What an unexpected crisis teaches us about the role and future of IT

By | 4 minute read | July 29, 2020

Our mission in the IBM Garage for Systems — to help organizations with their pressing IT challenges — gives us a rare window into the immediate needs clients are facing today. When the global pandemic hit, business and IT leaders were asking us a lot of questions: How do I ensure business continuity? How can I secure my IT with the increase of remote services? What will happen after the crisis, and how can we be prepared? What if this happens again? Do we have to work on a new IT model? What can we do better?

In the IBM Garage team in Montpellier, we’re used to leading with empathy and genuinely addressing our clients’ needs with technical expertise. It was always the case, but more than ever, we’re learning from each other, as many organizations are facing unprecedented challenges with supply chain resiliency and business continuity, cybersecurity and maintaining agility and flexibility in the face of the global pandemic and its effects. Here are some of the lessons we’re learning from recent discussions with clients across industries as they pivot to address a new reality.

Preparing for the unexpected

Pressures on business continuity have intensified this year. If you operate in an essential industry — such as healthcare or food supply — you’re facing unprecedented demand while striving to protect your workforce. And all sectors are grappling with the difficulties of keeping business running while transitioning to digital revenue streams. If COVID-19 is teaching us anything, it’s that unexpected crises can happen, and being prepared for unlikely events makes good business sense.

Companies must also be ready to adapt to changes in people’s behavior — both in the short and long term.

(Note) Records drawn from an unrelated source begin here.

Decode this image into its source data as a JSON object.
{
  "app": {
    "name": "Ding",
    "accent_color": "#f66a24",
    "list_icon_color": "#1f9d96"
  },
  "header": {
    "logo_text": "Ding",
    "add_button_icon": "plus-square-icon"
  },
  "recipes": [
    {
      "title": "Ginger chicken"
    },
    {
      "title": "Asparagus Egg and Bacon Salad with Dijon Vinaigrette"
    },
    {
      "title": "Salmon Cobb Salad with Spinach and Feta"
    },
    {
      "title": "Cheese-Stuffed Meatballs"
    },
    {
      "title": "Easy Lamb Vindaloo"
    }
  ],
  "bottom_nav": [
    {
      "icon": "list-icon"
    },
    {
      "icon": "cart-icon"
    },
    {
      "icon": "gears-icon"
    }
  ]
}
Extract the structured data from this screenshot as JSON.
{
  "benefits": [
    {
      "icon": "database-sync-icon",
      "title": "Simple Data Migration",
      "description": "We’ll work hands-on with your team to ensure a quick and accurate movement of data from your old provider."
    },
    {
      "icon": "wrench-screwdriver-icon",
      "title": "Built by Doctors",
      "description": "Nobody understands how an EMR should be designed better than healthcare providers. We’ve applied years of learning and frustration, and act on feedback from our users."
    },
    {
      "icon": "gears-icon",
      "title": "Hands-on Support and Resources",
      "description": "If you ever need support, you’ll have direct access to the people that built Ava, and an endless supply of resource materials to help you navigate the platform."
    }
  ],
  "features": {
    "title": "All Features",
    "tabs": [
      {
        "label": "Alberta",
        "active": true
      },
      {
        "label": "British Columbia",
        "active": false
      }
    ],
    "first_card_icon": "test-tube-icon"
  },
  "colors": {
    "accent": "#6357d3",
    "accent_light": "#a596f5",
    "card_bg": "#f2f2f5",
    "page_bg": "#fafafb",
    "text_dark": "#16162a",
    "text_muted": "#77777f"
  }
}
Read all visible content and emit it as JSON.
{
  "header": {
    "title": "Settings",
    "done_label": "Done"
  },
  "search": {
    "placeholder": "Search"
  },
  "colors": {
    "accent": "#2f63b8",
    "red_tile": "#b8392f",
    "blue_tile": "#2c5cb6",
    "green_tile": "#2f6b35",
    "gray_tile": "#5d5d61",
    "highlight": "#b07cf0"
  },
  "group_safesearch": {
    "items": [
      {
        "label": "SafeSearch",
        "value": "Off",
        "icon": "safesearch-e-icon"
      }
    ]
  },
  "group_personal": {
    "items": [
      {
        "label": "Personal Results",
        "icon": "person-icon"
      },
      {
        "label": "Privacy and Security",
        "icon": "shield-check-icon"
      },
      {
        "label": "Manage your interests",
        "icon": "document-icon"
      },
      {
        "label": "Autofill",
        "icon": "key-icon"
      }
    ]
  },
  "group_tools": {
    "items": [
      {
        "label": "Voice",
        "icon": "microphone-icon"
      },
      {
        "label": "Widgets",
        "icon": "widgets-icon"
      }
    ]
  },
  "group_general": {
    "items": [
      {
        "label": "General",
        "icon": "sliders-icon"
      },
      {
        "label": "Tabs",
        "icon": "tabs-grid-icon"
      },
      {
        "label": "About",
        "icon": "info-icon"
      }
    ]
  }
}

In some ways, unexpected events can accelerate changes that were already in motion, and in others they can rewrite the rules completely. For example, the pandemic is fast-tracking the move to cashless payments. People are shopping online more, and the convenience may encourage them to continue to do so long after COVID. As a result, enabling continuity for digital services is critical for organizations.

Preparing for the unexpected also means having a reliable and automated security strategy. Unfortunately, cybercriminals take advantage during times of crisis to attack companies when they’re vulnerable. Consider the central administration for a hospital in Paris, which was targeted while it was dealing with emergencies. Building in security features at every layer of your infrastructure is essential.

Feeling the pinch

Businesses are likely to see their IT budgets come under greater scrutiny than before, with an emphasis on cost-cutting and efficiency. It’s important, though, to think of IT economics over the long term rather than just the upfront costs of a technology.

Business resilience includes processes, logistics, provisioning and people. Technology that’s able to hyper-consolidate workloads would allow you to save on data center resource consumption and footprint, both of which lead to cost savings. When thinking about the cost of your server technology, it’s important to consider consolidation, operability and reduced complexity. Is this server able to deliver large-scale Linux environments and operate millions of containers through an open, secured environment that can sustain hybrid multicloud architectures?

Many companies were already moving towards more automation, more control and more options for empowering system administrators to react to a problem. The pandemic will convince those who were delaying such a move to make resilience a higher priority. No two crises are identical, and the best plan is to have multiple alternatives to address multiple potential risk scenarios.

Looking to the future

One thing is for sure: IT will play a key role in shaping the world, just as it has for decades. AI is placing new demands on computing power, since it requires huge amounts of processing capacity to build and train models. Enter quantum, which is ideal for tackling multi-parameter problems. Quantum computing will likely contribute to overcoming some of the most pressing industry challenges in the future. For example, in the pharmaceutical industry, quantum could enable chemical simulations that help with the discovery of new drugs, better predict protein structures and identify the risks of a disease or its spread. The resolution of optimization problems could help optimize the chains of distribution of drugs, and the use of AI could speed up diagnoses and help us analyze genetic data more precisely.

Data centers of the future will be equipped with binary, biologically inspired quantum accelerators. Like an orchestra conductor, hybrid cloud will make it possible for these systems to operate harmoniously thanks to a layer of security and intelligent automation.

The IT industry has been in a significant transformation driven by data, AI and cloud, and recent events have demonstrated how essential IT is to keeping businesses running today and designing architectures for tomorrow. The unexpected teaches us that by bringing our talents and technologies together, we can find a faster route to IT innovation and navigate toward the future.

In IBM Garage, we’re grateful to engage with clients and partners across a wide range of industries. We roll up our sleeves together to solve challenges by designing and delivering creative and timely solutions. Our mission gives us a window into what’s happening with IT across industries. We’d be pleased to help you innovate and elevate the value of your IT infrastructure.